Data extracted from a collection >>
────────

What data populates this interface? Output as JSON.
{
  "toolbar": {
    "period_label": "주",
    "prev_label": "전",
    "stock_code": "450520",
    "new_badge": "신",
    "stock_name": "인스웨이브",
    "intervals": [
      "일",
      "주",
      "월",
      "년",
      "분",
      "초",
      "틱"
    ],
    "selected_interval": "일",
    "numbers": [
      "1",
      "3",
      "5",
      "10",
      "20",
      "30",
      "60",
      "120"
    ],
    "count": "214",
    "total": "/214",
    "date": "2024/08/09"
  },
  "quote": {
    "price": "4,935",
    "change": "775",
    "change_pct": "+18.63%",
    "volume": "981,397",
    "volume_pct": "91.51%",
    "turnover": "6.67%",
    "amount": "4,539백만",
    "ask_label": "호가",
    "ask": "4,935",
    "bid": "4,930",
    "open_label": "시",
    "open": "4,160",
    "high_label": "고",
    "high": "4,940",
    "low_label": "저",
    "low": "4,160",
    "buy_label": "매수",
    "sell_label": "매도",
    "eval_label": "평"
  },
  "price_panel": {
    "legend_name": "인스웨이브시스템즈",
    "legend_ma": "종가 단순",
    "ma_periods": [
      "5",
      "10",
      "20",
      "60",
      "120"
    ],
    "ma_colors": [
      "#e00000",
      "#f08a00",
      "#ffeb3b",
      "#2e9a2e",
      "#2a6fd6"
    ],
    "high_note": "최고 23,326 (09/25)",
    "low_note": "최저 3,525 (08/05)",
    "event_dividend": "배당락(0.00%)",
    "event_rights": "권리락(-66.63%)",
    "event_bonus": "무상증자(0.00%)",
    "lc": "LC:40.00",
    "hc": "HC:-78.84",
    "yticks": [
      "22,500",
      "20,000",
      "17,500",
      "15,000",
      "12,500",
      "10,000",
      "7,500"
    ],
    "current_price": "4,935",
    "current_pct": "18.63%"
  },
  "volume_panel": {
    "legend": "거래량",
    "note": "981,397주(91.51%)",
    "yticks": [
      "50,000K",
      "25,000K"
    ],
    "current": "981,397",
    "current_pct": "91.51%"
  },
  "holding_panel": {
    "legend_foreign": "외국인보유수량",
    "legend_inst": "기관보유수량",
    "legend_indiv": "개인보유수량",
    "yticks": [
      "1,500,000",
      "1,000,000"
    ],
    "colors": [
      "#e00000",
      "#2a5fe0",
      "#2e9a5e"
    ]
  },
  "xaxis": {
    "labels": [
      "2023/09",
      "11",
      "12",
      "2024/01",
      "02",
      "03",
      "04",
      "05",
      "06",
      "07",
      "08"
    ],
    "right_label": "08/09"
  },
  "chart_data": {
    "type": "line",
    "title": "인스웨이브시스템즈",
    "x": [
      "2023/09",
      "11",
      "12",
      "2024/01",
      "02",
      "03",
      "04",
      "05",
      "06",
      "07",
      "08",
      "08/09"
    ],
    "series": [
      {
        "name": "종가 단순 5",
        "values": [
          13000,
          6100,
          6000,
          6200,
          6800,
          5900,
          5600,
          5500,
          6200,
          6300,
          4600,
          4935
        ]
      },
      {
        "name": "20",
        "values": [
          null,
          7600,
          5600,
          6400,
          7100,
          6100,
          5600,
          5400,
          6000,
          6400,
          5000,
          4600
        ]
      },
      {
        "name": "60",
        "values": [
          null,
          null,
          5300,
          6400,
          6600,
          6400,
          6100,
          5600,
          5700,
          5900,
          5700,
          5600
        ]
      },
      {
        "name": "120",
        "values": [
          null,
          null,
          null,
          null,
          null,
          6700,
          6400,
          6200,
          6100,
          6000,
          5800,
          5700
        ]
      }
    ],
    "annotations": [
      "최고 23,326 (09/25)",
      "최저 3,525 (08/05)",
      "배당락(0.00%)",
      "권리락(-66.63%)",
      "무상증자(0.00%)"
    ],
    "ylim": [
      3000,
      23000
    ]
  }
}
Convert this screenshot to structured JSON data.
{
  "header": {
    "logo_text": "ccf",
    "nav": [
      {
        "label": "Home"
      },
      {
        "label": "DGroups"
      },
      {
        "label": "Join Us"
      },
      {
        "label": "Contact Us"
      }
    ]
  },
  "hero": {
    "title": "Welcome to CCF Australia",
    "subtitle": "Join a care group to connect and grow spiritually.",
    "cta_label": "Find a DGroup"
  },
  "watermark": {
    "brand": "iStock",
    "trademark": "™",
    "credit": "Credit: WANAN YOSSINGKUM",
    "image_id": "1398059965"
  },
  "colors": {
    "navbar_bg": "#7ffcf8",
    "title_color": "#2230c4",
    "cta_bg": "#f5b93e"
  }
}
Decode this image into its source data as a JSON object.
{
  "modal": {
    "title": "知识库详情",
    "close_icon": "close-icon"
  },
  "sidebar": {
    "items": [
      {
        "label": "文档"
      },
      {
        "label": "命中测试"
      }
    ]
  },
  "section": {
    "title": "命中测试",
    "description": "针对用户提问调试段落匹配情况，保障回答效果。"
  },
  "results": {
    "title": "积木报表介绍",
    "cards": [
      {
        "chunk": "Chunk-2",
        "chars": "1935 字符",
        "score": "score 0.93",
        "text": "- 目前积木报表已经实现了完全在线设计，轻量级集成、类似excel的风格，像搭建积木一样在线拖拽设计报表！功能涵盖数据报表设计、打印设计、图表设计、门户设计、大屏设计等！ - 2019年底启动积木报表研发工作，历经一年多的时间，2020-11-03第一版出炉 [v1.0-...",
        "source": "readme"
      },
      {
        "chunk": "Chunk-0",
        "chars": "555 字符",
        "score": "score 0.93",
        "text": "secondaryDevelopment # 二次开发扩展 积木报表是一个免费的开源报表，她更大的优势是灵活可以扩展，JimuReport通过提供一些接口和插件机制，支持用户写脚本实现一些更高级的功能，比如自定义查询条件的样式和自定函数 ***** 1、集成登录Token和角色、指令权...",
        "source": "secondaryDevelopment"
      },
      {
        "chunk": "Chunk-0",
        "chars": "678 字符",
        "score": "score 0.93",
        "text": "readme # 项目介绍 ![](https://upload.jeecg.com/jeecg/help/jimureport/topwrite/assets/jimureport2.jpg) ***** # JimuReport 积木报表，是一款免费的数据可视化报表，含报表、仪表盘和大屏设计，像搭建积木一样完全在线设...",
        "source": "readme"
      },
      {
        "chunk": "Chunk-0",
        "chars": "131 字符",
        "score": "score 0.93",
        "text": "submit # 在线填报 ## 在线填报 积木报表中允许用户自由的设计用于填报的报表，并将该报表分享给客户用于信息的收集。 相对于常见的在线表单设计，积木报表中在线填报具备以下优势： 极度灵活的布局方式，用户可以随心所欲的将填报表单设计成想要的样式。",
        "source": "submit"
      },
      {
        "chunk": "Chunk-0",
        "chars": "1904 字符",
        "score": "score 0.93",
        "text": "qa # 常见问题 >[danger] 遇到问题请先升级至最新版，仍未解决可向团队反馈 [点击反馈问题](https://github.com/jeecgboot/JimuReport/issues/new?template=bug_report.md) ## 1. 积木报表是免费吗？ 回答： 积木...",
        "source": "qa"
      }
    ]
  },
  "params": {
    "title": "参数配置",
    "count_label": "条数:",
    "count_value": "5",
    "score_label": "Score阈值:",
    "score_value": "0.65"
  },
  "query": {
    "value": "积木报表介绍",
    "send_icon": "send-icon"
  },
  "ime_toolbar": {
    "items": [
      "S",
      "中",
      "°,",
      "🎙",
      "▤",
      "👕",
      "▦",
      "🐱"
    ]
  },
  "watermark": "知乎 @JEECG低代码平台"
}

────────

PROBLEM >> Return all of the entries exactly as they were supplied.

TASK OUTPUT >>
What data populates this interface? Output as JSON.
{
  "toolbar": {
    "period_label": "주",
    "prev_label": "전",
    "stock_code": "450520",
    "new_badge": "신",
    "stock_name": "인스웨이브",
    "intervals": [
      "일",
      "주",
      "월",
      "년",
      "분",
      "초",
      "틱"
    ],
    "selected_interval": "일",
    "numbers": [
      "1",
      "3",
      "5",
      "10",
      "20",
      "30",
      "60",
      "120"
    ],
    "count": "214",
    "total": "/214",
    "date": "2024/08/09"
  },
  "quote": {
    "price": "4,935",
    "change": "775",
    "change_pct": "+18.63%",
    "volume": "981,397",
    "volume_pct": "91.51%",
    "turnover": "6.67%",
    "amount": "4,539백만",
    "ask_label": "호가",
    "ask": "4,935",
    "bid": "4,930",
    "open_label": "시",
    "open": "4,160",
    "high_label": "고",
    "high": "4,940",
    "low_label": "저",
    "low": "4,160",
    "buy_label": "매수",
    "sell_label": "매도",
    "eval_label": "평"
  },
  "price_panel": {
    "legend_name": "인스웨이브시스템즈",
    "legend_ma": "종가 단순",
    "ma_periods": [
      "5",
      "10",
      "20",
      "60",
      "120"
    ],
    "ma_colors": [
      "#e00000",
      "#f08a00",
      "#ffeb3b",
      "#2e9a2e",
      "#2a6fd6"
    ],
    "high_note": "최고 23,326 (09/25)",
    "low_note": "최저 3,525 (08/05)",
    "event_dividend": "배당락(0.00%)",
    "event_rights": "권리락(-66.63%)",
    "event_bonus": "무상증자(0.00%)",
    "lc": "LC:40.00",
    "hc": "HC:-78.84",
    "yticks": [
      "22,500",
      "20,000",
      "17,500",
      "15,000",
      "12,500",
      "10,000",
      "7,500"
    ],
    "current_price": "4,935",
    "current_pct": "18.63%"
  },
  "volume_panel": {
    "legend": "거래량",
    "note": "981,397주(91.51%)",
    "yticks": [
      "50,000K",
      "25,000K"
    ],
    "current": "981,397",
    "current_pct": "91.51%"
  },
  "holding_panel": {
    "legend_foreign": "외국인보유수량",
    "legend_inst": "기관보유수량",
    "legend_indiv": "개인보유수량",
    "yticks": [
      "1,500,000",
      "1,000,000"
    ],
    "colors": [
      "#e00000",
      "#2a5fe0",
      "#2e9a5e"
    ]
  },
  "xaxis": {
    "labels": [
      "2023/09",
      "11",
      "12",
      "2024/01",
      "02",
      "03",
      "04",
      "05",
      "06",
      "07",
      "08"
    ],
    "right_label": "08/09"
  },
  "chart_data": {
    "type": "line",
    "title": "인스웨이브시스템즈",
    "x": [
      "2023/09",
      "11",
      "12",
      "2024/01",
      "02",
      "03",
      "04",
      "05",
      "06",
      "07",
      "08",
      "08/09"
    ],
    "series": [
      {
        "name": "종가 단순 5",
        "values": [
          13000,
          6100,
          6000,
          6200,
          6800,
          5900,
          5600,
          5500,
          6200,
          6300,
          4600,
          4935
        ]
      },
      {
        "name": "20",
        "values": [
          null,
          7600,
          5600,
          6400,
          7100,
          6100,
          5600,
          5400,
          6000,
          6400,
          5000,
          4600
        ]
      },
      {
        "name": "60",
        "values": [
          null,
          null,
          5300,
          6400,
          6600,
          6400,
          6100,
          5600,
          5700,
          5900,
          5700,
          5600
        ]
      },
      {
        "name": "120",
        "values": [
          null,
          null,
          null,
          null,
          null,
          6700,
          6400,
          6200,
          6100,
          6000,
          5800,
          5700
        ]
      }
    ],
    "annotations": [
      "최고 23,326 (09/25)",
      "최저 3,525 (08/05)",
      "배당락(0.00%)",
      "권리락(-66.63%)",
      "무상증자(0.00%)"
    ],
    "ylim": [
      3000,
      23000
    ]
  }
}
Convert this screenshot to structured JSON data.
{
  "header": {
    "logo_text": "ccf",
    "nav": [
      {
        "label": "Home"
      },
      {
        "label": "DGroups"
      },
      {
        "label": "Join Us"
      },
      {
        "label": "Contact Us"
      }
    ]
  },
  "hero": {
    "title": "Welcome to CCF Australia",
    "subtitle": "Join a care group to connect and grow spiritually.",
    "cta_label": "Find a DGroup"
  },
  "watermark": {
    "brand": "iStock",
    "trademark": "™",
    "credit": "Credit: WANAN YOSSINGKUM",
    "image_id": "1398059965"
  },
  "colors": {
    "navbar_bg": "#7ffcf8",
    "title_color": "#2230c4",
    "cta_bg": "#f5b93e"
  }
}
Decode this image into its source data as a JSON object.
{
  "modal": {
    "title": "知识库详情",
    "close_icon": "close-icon"
  },
  "sidebar": {
    "items": [
      {
        "label": "文档"
      },
      {
        "label": "命中测试"
      }
    ]
  },
  "section": {
    "title": "命中测试",
    "description": "针对用户提问调试段落匹配情况，保障回答效果。"
  },
  "results": {
    "title": "积木报表介绍",
    "cards": [
      {
        "chunk": "Chunk-2",
        "chars": "1935 字符",
        "score": "score 0.93",
        "text": "- 目前积木报表已经实现了完全在线设计，轻量级集成、类似excel的风格，像搭建积木一样在线拖拽设计报表！功能涵盖数据报表设计、打印设计、图表设计、门户设计、大屏设计等！ - 2019年底启动积木报表研发工作，历经一年多的时间，2020-11-03第一版出炉 [v1.0-...",
        "source": "readme"
      },
      {
        "chunk": "Chunk-0",
        "chars": "555 字符",
        "score": "score 0.93",
        "text": "secondaryDevelopment # 二次开发扩展 积木报表是一个免费的开源报表，她更大的优势是灵活可以扩展，JimuReport通过提供一些接口和插件机制，支持用户写脚本实现一些更高级的功能，比如自定义查询条件的样式和自定函数 ***** 1、集成登录Token和角色、指令权...",
        "source": "secondaryDevelopment"
      },
      {
        "chunk": "Chunk-0",
        "chars": "678 字符",
        "score": "score 0.93",
        "text": "readme # 项目介绍 ![](https://upload.jeecg.com/jeecg/help/jimureport/topwrite/assets/jimureport2.jpg) ***** # JimuReport 积木报表，是一款免费的数据可视化报表，含报表、仪表盘和大屏设计，像搭建积木一样完全在线设...",
        "source": "readme"
      },
      {
        "chunk": "Chunk-0",
        "chars": "131 字符",
        "score": "score 0.93",
        "text": "submit # 在线填报 ## 在线填报 积木报表中允许用户自由的设计用于填报的报表，并将该报表分享给客户用于信息的收集。 相对于常见的在线表单设计，积木报表中在线填报具备以下优势： 极度灵活的布局方式，用户可以随心所欲的将填报表单设计成想要的样式。",
        "source": "submit"
      },
      {
        "chunk": "Chunk-0",
        "chars": "1904 字符",
        "score": "score 0.93",
        "text": "qa # 常见问题 >[danger] 遇到问题请先升级至最新版，仍未解决可向团队反馈 [点击反馈问题](https://github.com/jeecgboot/JimuReport/issues/new?template=bug_report.md) ## 1. 积木报表是免费吗？ 回答： 积木...",
        "source": "qa"
      }
    ]
  },
  "params": {
    "title": "参数配置",
    "count_label": "条数:",
    "count_value": "5",
    "score_label": "Score阈值:",
    "score_value": "0.65"
  },
  "query": {
    "value": "积木报表介绍",
    "send_icon": "send-icon"
  },
  "ime_toolbar": {
    "items": [
      "S",
      "中",
      "°,",
      "🎙",
      "▤",
      "👕",
      "▦",
      "🐱"
    ]
  },
  "watermark": "知乎 @JEECG低代码平台"
}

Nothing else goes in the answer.